I realized recently that I was on the precipice of a Facebook milestone. I had reached 499 friends, and I jokingly posted that the 500th had better be really special.
My 500th friend ended up being my father.
Why is that special? He and I have had a fractured relationship as adults, and until two weeks ago, we hadn’t spoken in 13 years.
My dad and I didn’t see eye to eye when I was growing up in northeastern Ohio, and at 19 I ended up leaving home in the middle of the night to live in an apartment in Akron, where I was attending college. We didn’t speak for two years after that.
We resumed communication once I’d moved to Florida, but it was sporadic. He rode his motorcycle down from Ohio to visit, and he remarked more than once that I was doing well in my life. I wasn’t accustomed to receiving that sort of praise from him and greatly appreciated it.
We lost touch with each other in 2000 or so, when he’d moved to Australia and remarried and I was about to move from Florida to Iowa, followed by the West. I assumed he wasn’t interested in communicating because he’d moved on his life, to a very different station.
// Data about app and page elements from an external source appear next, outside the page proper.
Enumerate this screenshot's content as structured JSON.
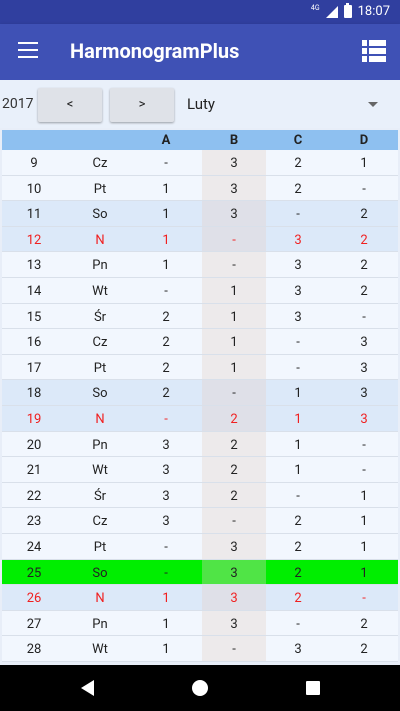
{
  "statusbar": {
    "network": "4G",
    "time": "18:07"
  },
  "appbar": {
    "title": "HarmonogramPlus"
  },
  "controls": {
    "year": "2017",
    "prev_label": "<",
    "next_label": ">",
    "month": "Luty"
  },
  "table": {
    "columns": [
      "A",
      "B",
      "C",
      "D"
    ],
    "rows": [
      {
        "day": "9",
        "dow": "Cz",
        "a": "-",
        "b": "3",
        "c": "2",
        "d": "1",
        "style": ""
      },
      {
        "day": "10",
        "dow": "Pt",
        "a": "1",
        "b": "3",
        "c": "2",
        "d": "-",
        "style": ""
      },
      {
        "day": "11",
        "dow": "So",
        "a": "1",
        "b": "3",
        "c": "-",
        "d": "2",
        "style": "weekend"
      },
      {
        "day": "12",
        "dow": "N",
        "a": "1",
        "b": "-",
        "c": "3",
        "d": "2",
        "style": "weekend holiday"
      },
      {
        "day": "13",
        "dow": "Pn",
        "a": "1",
        "b": "-",
        "c": "3",
        "d": "2",
        "style": ""
      },
      {
        "day": "14",
        "dow": "Wt",
        "a": "-",
        "b": "1",
        "c": "3",
        "d": "2",
        "style": ""
      },
      {
        "day": "15",
        "dow": "Śr",
        "a": "2",
        "b": "1",
        "c": "3",
        "d": "-",
        "style": ""
      },
      {
        "day": "16",
        "dow": "Cz",
        "a": "2",
        "b": "1",
        "c": "-",
        "d": "3",
        "style": ""
      },
      {
        "day": "17",
        "dow": "Pt",
        "a": "2",
        "b": "1",
        "c": "-",
        "d": "3",
        "style": ""
      },
      {
        "day": "18",
        "dow": "So",
        "a": "2",
        "b": "-",
        "c": "1",
        "d": "3",
        "style": "weekend"
      },
      {
        "day": "19",
        "dow": "N",
        "a": "-",
        "b": "2",
        "c": "1",
        "d": "3",
        "style": "weekend holiday"
      },
      {
        "day": "20",
        "dow": "Pn",
        "a": "3",
        "b": "2",
        "c": "1",
        "d": "-",
        "style": ""
      },
      {
        "day": "21",
        "dow": "Wt",
        "a": "3",
        "b": "2",
        "c": "1",
        "d": "-",
        "style": ""
      },
      {
        "day": "22",
        "dow": "Śr",
        "a": "3",
        "b": "2",
        "c": "-",
        "d": "1",
        "style": ""
      },
      {
        "day": "23",
        "dow": "Cz",
        "a": "3",
        "b": "-",
        "c": "2",
        "d": "1",
        "style": ""
      },
      {
        "day": "24",
        "dow": "Pt",
        "a": "-",
        "b": "3",
        "c": "2",
        "d": "1",
        "style": ""
      },
      {
        "day": "25",
        "dow": "So",
        "a": "-",
        "b": "3",
        "c": "2",
        "d": "1",
        "style": "today"
      },
      {
        "day": "26",
        "dow": "N",
        "a": "1",
        "b": "3",
        "c": "2",
        "d": "-",
        "style": "weekend holiday"
      },
      {
        "day": "27",
        "dow": "Pn",
        "a": "1",
        "b": "3",
        "c": "-",
        "d": "2",
        "style": ""
      },
      {
        "day": "28",
        "dow": "Wt",
        "a": "1",
        "b": "-",
        "c": "3",
        "d": "2",
        "style": ""
      }
    ]
  }
}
He probably assumed I wasn’t interested because I harbored long-held grudges.
One year of silence quickly becomes five, then 10. I didn’t fully understand what a crime our lack of communication was until we started speaking to each other again.
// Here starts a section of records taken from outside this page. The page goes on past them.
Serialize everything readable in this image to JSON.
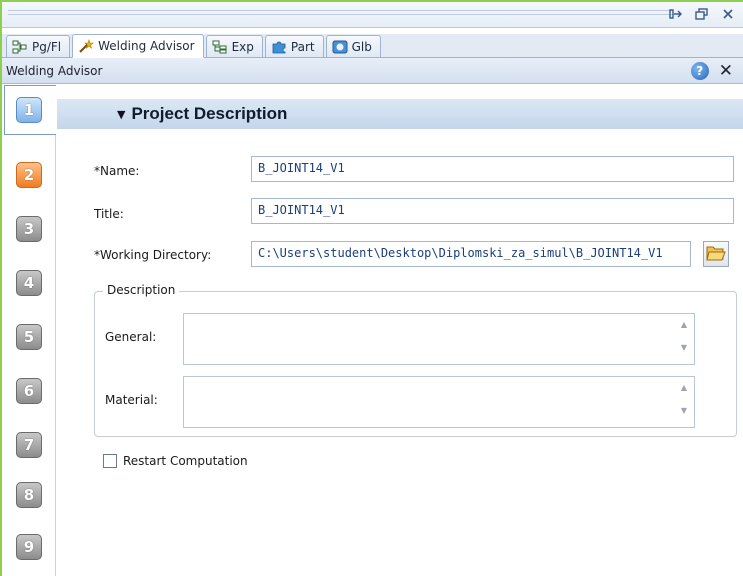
{
  "window": {
    "controls": [
      "pin-icon",
      "restore-icon",
      "close-icon"
    ]
  },
  "tabs": [
    {
      "label": "Pg/Fl",
      "icon": "page-flow-icon",
      "active": false
    },
    {
      "label": "Welding Advisor",
      "icon": "wand-icon",
      "active": true
    },
    {
      "label": "Exp",
      "icon": "explorer-icon",
      "active": false
    },
    {
      "label": "Part",
      "icon": "puzzle-icon",
      "active": false
    },
    {
      "label": "Glb",
      "icon": "globe-icon",
      "active": false
    }
  ],
  "panel": {
    "title": "Welding Advisor",
    "help_symbol": "?",
    "close_symbol": "✕"
  },
  "steps": [
    {
      "number": "1",
      "state": "active"
    },
    {
      "number": "2",
      "state": "warning"
    },
    {
      "number": "3",
      "state": "normal"
    },
    {
      "number": "4",
      "state": "normal"
    },
    {
      "number": "5",
      "state": "normal"
    },
    {
      "number": "6",
      "state": "normal"
    },
    {
      "number": "7",
      "state": "normal"
    },
    {
      "number": "8",
      "state": "normal"
    },
    {
      "number": "9",
      "state": "normal"
    }
  ],
  "section": {
    "title": "Project Description",
    "caret": "▼"
  },
  "form": {
    "name_label": "*Name:",
    "name_value": "B_JOINT14_V1",
    "title_label": "Title:",
    "title_value": "B_JOINT14_V1",
    "workdir_label": "*Working Directory:",
    "workdir_value": "C:\\Users\\student\\Desktop\\Diplomski_za_simul\\B_JOINT14_V1",
    "browse_icon": "folder-open-icon"
  },
  "description": {
    "legend": "Description",
    "general_label": "General:",
    "general_value": "",
    "material_label": "Material:",
    "material_value": ""
  },
  "restart": {
    "label": "Restart Computation",
    "checked": false
  },
  "colors": {
    "frame_accent": "#8fcf50",
    "header_blue": "#c4d6ec",
    "field_text": "#1a3f7a",
    "step_active": "#7fb3e8",
    "step_warning": "#f07c22"
  }
}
We talk daily now. I share anecdotes from 20 years ago, and he marvels at my ability to remember them. We discuss our love of The Beatles, Fleetwood Mac and other bands. I tease him about his dislike of rap music, as most 64-year-olds aren’t exactly big fans. We share memories of my mother, who passed away 20 years ago. And in the course of our conversations, he teaches me powerful lessons about why I’m the person I am.
Most important, he tells me he loves me and is proud of me. No matter what kind of relationship you have with your own father, chances are that you crave that.
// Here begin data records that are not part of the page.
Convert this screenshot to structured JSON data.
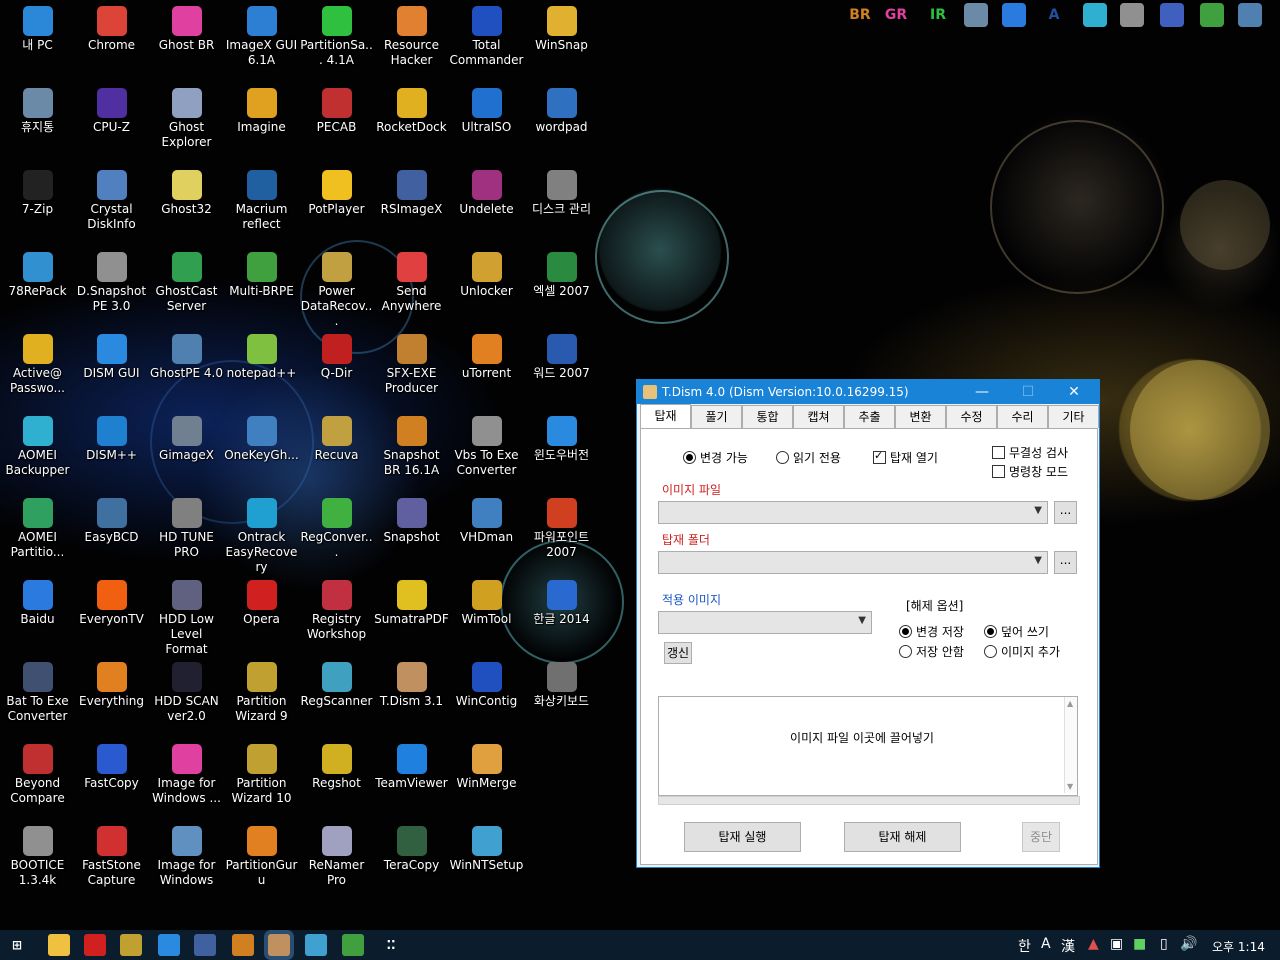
{
  "desktop": {
    "icons": [
      {
        "label": "내 PC",
        "icon": "this-pc-icon",
        "color": "#2b88d8"
      },
      {
        "label": "Chrome",
        "icon": "chrome-icon",
        "color": "#db4437"
      },
      {
        "label": "Ghost BR",
        "icon": "ghost-br-icon",
        "color": "#e040a0"
      },
      {
        "label": "ImageX GUI 6.1A",
        "icon": "imagex-icon",
        "color": "#2d7fd3"
      },
      {
        "label": "PartitionSa... 4.1A",
        "icon": "partition-saving-icon",
        "color": "#30c040"
      },
      {
        "label": "Resource Hacker",
        "icon": "resource-hacker-icon",
        "color": "#e08030"
      },
      {
        "label": "Total Commander",
        "icon": "total-commander-icon",
        "color": "#2050c0"
      },
      {
        "label": "WinSnap",
        "icon": "winsnap-icon",
        "color": "#e0b030"
      },
      {
        "label": "휴지통",
        "icon": "recycle-bin-icon",
        "color": "#6a8aa8"
      },
      {
        "label": "CPU-Z",
        "icon": "cpu-z-icon",
        "color": "#5030a0"
      },
      {
        "label": "Ghost Explorer",
        "icon": "ghost-explorer-icon",
        "color": "#90a0c0"
      },
      {
        "label": "Imagine",
        "icon": "imagine-icon",
        "color": "#e0a020"
      },
      {
        "label": "PECAB",
        "icon": "pecab-icon",
        "color": "#c03030"
      },
      {
        "label": "RocketDock",
        "icon": "rocketdock-icon",
        "color": "#e0b020"
      },
      {
        "label": "UltraISO",
        "icon": "ultraiso-icon",
        "color": "#2070d0"
      },
      {
        "label": "wordpad",
        "icon": "wordpad-icon",
        "color": "#3070c0"
      },
      {
        "label": "7-Zip",
        "icon": "7zip-icon",
        "color": "#222222"
      },
      {
        "label": "Crystal DiskInfo",
        "icon": "crystal-diskinfo-icon",
        "color": "#5080c0"
      },
      {
        "label": "Ghost32",
        "icon": "ghost32-icon",
        "color": "#e0d060"
      },
      {
        "label": "Macrium reflect",
        "icon": "macrium-icon",
        "color": "#2060a0"
      },
      {
        "label": "PotPlayer",
        "icon": "potplayer-icon",
        "color": "#f0c020"
      },
      {
        "label": "RSImageX",
        "icon": "rsimagex-icon",
        "color": "#4060a0"
      },
      {
        "label": "Undelete",
        "icon": "undelete-icon",
        "color": "#a03080"
      },
      {
        "label": "디스크 관리",
        "icon": "disk-management-icon",
        "color": "#808080"
      },
      {
        "label": "78RePack",
        "icon": "78repack-icon",
        "color": "#3090d0"
      },
      {
        "label": "D.Snapshot PE 3.0",
        "icon": "dsnapshot-icon",
        "color": "#909090"
      },
      {
        "label": "GhostCast Server",
        "icon": "ghostcast-icon",
        "color": "#30a050"
      },
      {
        "label": "Multi-BRPE",
        "icon": "multi-brpe-icon",
        "color": "#40a040"
      },
      {
        "label": "Power DataRecov...",
        "icon": "power-datarecovery-icon",
        "color": "#c0a040"
      },
      {
        "label": "Send Anywhere",
        "icon": "send-anywhere-icon",
        "color": "#e04040"
      },
      {
        "label": "Unlocker",
        "icon": "unlocker-icon",
        "color": "#d0a030"
      },
      {
        "label": "엑셀 2007",
        "icon": "excel-icon",
        "color": "#2a8a40"
      },
      {
        "label": "Active@ Passwo...",
        "icon": "key-icon",
        "color": "#e0b020"
      },
      {
        "label": "DISM GUI",
        "icon": "windows-icon",
        "color": "#2a8ae0"
      },
      {
        "label": "GhostPE 4.0",
        "icon": "ghostpe-icon",
        "color": "#5080b0"
      },
      {
        "label": "notepad++",
        "icon": "notepad-plus-icon",
        "color": "#80c040"
      },
      {
        "label": "Q-Dir",
        "icon": "q-dir-icon",
        "color": "#c02020"
      },
      {
        "label": "SFX-EXE Producer",
        "icon": "sfx-exe-icon",
        "color": "#c08030"
      },
      {
        "label": "uTorrent",
        "icon": "utorrent-icon",
        "color": "#e08020"
      },
      {
        "label": "워드 2007",
        "icon": "word-icon",
        "color": "#2a5ab0"
      },
      {
        "label": "AOMEI Backupper",
        "icon": "aomei-backupper-icon",
        "color": "#30b0d0"
      },
      {
        "label": "DISM++",
        "icon": "gear-icon",
        "color": "#2080d0"
      },
      {
        "label": "GimageX",
        "icon": "gimagex-icon",
        "color": "#708090"
      },
      {
        "label": "OneKeyGh...",
        "icon": "onekeyghost-icon",
        "color": "#4080c0"
      },
      {
        "label": "Recuva",
        "icon": "recuva-icon",
        "color": "#c0a040"
      },
      {
        "label": "Snapshot BR 16.1A",
        "icon": "snapshot-br-icon",
        "color": "#d08020"
      },
      {
        "label": "Vbs To Exe Converter",
        "icon": "vbs-to-exe-icon",
        "color": "#909090"
      },
      {
        "label": "윈도우버전",
        "icon": "windows-version-icon",
        "color": "#2a8ae0"
      },
      {
        "label": "AOMEI Partitio...",
        "icon": "aomei-partition-icon",
        "color": "#30a060"
      },
      {
        "label": "EasyBCD",
        "icon": "easybcd-icon",
        "color": "#4070a0"
      },
      {
        "label": "HD TUNE PRO",
        "icon": "hdtune-icon",
        "color": "#808080"
      },
      {
        "label": "Ontrack EasyRecovery",
        "icon": "ontrack-icon",
        "color": "#20a0d0"
      },
      {
        "label": "RegConver...",
        "icon": "regconverter-icon",
        "color": "#40b040"
      },
      {
        "label": "Snapshot",
        "icon": "snapshot-icon",
        "color": "#6060a0"
      },
      {
        "label": "VHDman",
        "icon": "vhdman-icon",
        "color": "#4080c0"
      },
      {
        "label": "파워포인트 2007",
        "icon": "powerpoint-icon",
        "color": "#d04020"
      },
      {
        "label": "Baidu",
        "icon": "baidu-icon",
        "color": "#2a7ae0"
      },
      {
        "label": "EveryonTV",
        "icon": "everyontv-icon",
        "color": "#f06010"
      },
      {
        "label": "HDD Low Level Format",
        "icon": "hdd-format-icon",
        "color": "#606080"
      },
      {
        "label": "Opera",
        "icon": "opera-icon",
        "color": "#d02020"
      },
      {
        "label": "Registry Workshop",
        "icon": "registry-workshop-icon",
        "color": "#c03040"
      },
      {
        "label": "SumatraPDF",
        "icon": "sumatrapdf-icon",
        "color": "#e0c020"
      },
      {
        "label": "WimTool",
        "icon": "wimtool-icon",
        "color": "#d0a020"
      },
      {
        "label": "한글 2014",
        "icon": "hangul-icon",
        "color": "#2a6ad0"
      },
      {
        "label": "Bat To Exe Converter",
        "icon": "bat-to-exe-icon",
        "color": "#405070"
      },
      {
        "label": "Everything",
        "icon": "search-icon",
        "color": "#e08020"
      },
      {
        "label": "HDD SCAN ver2.0",
        "icon": "hdd-scan-icon",
        "color": "#202030"
      },
      {
        "label": "Partition Wizard 9",
        "icon": "partition-wizard-icon",
        "color": "#c0a030"
      },
      {
        "label": "RegScanner",
        "icon": "regscanner-icon",
        "color": "#40a0c0"
      },
      {
        "label": "T.Dism 3.1",
        "icon": "tdism-icon",
        "color": "#c09060"
      },
      {
        "label": "WinContig",
        "icon": "wincontig-icon",
        "color": "#2050c0"
      },
      {
        "label": "화상키보드",
        "icon": "keyboard-icon",
        "color": "#707070"
      },
      {
        "label": "Beyond Compare",
        "icon": "beyond-compare-icon",
        "color": "#c03030"
      },
      {
        "label": "FastCopy",
        "icon": "fastcopy-icon",
        "color": "#2a5ad0"
      },
      {
        "label": "Image for Windows ...",
        "icon": "image-for-windows-icon",
        "color": "#e040a0"
      },
      {
        "label": "Partition Wizard 10",
        "icon": "partition-wizard-icon",
        "color": "#c0a030"
      },
      {
        "label": "Regshot",
        "icon": "regshot-icon",
        "color": "#d0b020"
      },
      {
        "label": "TeamViewer",
        "icon": "teamviewer-icon",
        "color": "#2080e0"
      },
      {
        "label": "WinMerge",
        "icon": "winmerge-icon",
        "color": "#e0a040"
      },
      {
        "label": "",
        "icon": "",
        "color": ""
      },
      {
        "label": "BOOTICE 1.3.4k",
        "icon": "bootice-icon",
        "color": "#909090"
      },
      {
        "label": "FastStone Capture",
        "icon": "faststone-icon",
        "color": "#d03030"
      },
      {
        "label": "Image for Windows",
        "icon": "image-for-windows-2-icon",
        "color": "#6090c0"
      },
      {
        "label": "PartitionGuru",
        "icon": "partitionguru-icon",
        "color": "#e08020"
      },
      {
        "label": "ReNamer Pro",
        "icon": "renamer-icon",
        "color": "#a0a0c0"
      },
      {
        "label": "TeraCopy",
        "icon": "teracopy-icon",
        "color": "#306040"
      },
      {
        "label": "WinNTSetup",
        "icon": "winntsetup-icon",
        "color": "#40a0d0"
      },
      {
        "label": "",
        "icon": "",
        "color": ""
      }
    ]
  },
  "topbar": {
    "items": [
      {
        "text": "BR",
        "icon": "snapshot-br-icon",
        "color": "#d08020"
      },
      {
        "text": "GR",
        "icon": "ghost-br-icon",
        "color": "#e040a0"
      },
      {
        "text": "IR",
        "icon": "image-for-windows-icon",
        "color": "#30c040"
      },
      {
        "text": "",
        "icon": "computer-icon",
        "color": "#6a8aa8"
      },
      {
        "text": "",
        "icon": "refresh-icon",
        "color": "#2a7ae0"
      },
      {
        "text": "A",
        "icon": "a-icon",
        "color": "#2050a0"
      },
      {
        "text": "",
        "icon": "aomei-icon",
        "color": "#30b0d0"
      },
      {
        "text": "",
        "icon": "drive-icon",
        "color": "#909090"
      },
      {
        "text": "",
        "icon": "gear-icon",
        "color": "#4060c0"
      },
      {
        "text": "",
        "icon": "disk-icon",
        "color": "#40a040"
      },
      {
        "text": "",
        "icon": "backup-icon",
        "color": "#5080b0"
      }
    ]
  },
  "window": {
    "title": "T.Dism 4.0 (Dism Version:10.0.16299.15)",
    "minimize": "—",
    "maximize": "☐",
    "close": "✕",
    "tabs": [
      "탑재",
      "풀기",
      "통합",
      "캡쳐",
      "추출",
      "변환",
      "수정",
      "수리",
      "기타"
    ],
    "active_tab": 0,
    "mode": {
      "writable_label": "변경 가능",
      "readonly_label": "읽기 전용",
      "open_mount_label": "탑재 열기",
      "selected": "writable",
      "open_mount_checked": true
    },
    "options": {
      "integrity_check_label": "무결성 검사",
      "integrity_check_checked": false,
      "cmd_mode_label": "명령창 모드",
      "cmd_mode_checked": false
    },
    "image_file": {
      "label": "이미지 파일",
      "value": "",
      "browse": "..."
    },
    "mount_folder": {
      "label": "탑재 폴더",
      "value": "",
      "browse": "..."
    },
    "apply_image": {
      "label": "적용 이미지",
      "value": "",
      "refresh": "갱신"
    },
    "unmount_options": {
      "label": "[해제 옵션]",
      "save_label": "변경 저장",
      "discard_label": "저장 안함",
      "overwrite_label": "덮어 쓰기",
      "append_label": "이미지 추가",
      "save_selected": "save",
      "write_selected": "overwrite"
    },
    "dropzone_text": "이미지 파일 이곳에 끌어넣기",
    "buttons": {
      "mount": "탑재 실행",
      "unmount": "탑재 해제",
      "stop": "중단"
    }
  },
  "taskbar": {
    "items": [
      {
        "icon": "windows-start-icon",
        "color": "#ffffff"
      },
      {
        "icon": "file-explorer-icon",
        "color": "#f0c040"
      },
      {
        "icon": "opera-icon",
        "color": "#d02020"
      },
      {
        "icon": "partition-wizard-icon",
        "color": "#c0a030"
      },
      {
        "icon": "dism-gui-icon",
        "color": "#2a8ae0"
      },
      {
        "icon": "rsimagex-icon",
        "color": "#4060a0"
      },
      {
        "icon": "snapshot-br-icon",
        "color": "#d08020"
      },
      {
        "icon": "tdism-icon",
        "color": "#c09060"
      },
      {
        "icon": "document-icon",
        "color": "#40a0d0"
      },
      {
        "icon": "multi-brpe-icon",
        "color": "#40a040"
      },
      {
        "icon": "dots-icon",
        "color": "#ffffff"
      }
    ],
    "tray": {
      "ime_han": "한",
      "ime_a": "A",
      "ime_hanja": "漢",
      "time": "오후 1:14"
    }
  }
}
If you have a great relationship with your dad, be sure to remind him that you love and appreciate him. You might assume he knows this, but I labored for years under assumptions about my father that have proved incorrect. And if you don’t have a great relationship, consider reconnecting. I can tell you from experience that the results might surprise you.
Happy Father’s Day.
Editor Brian Sandford can be reached at firstname.lastname@example.org.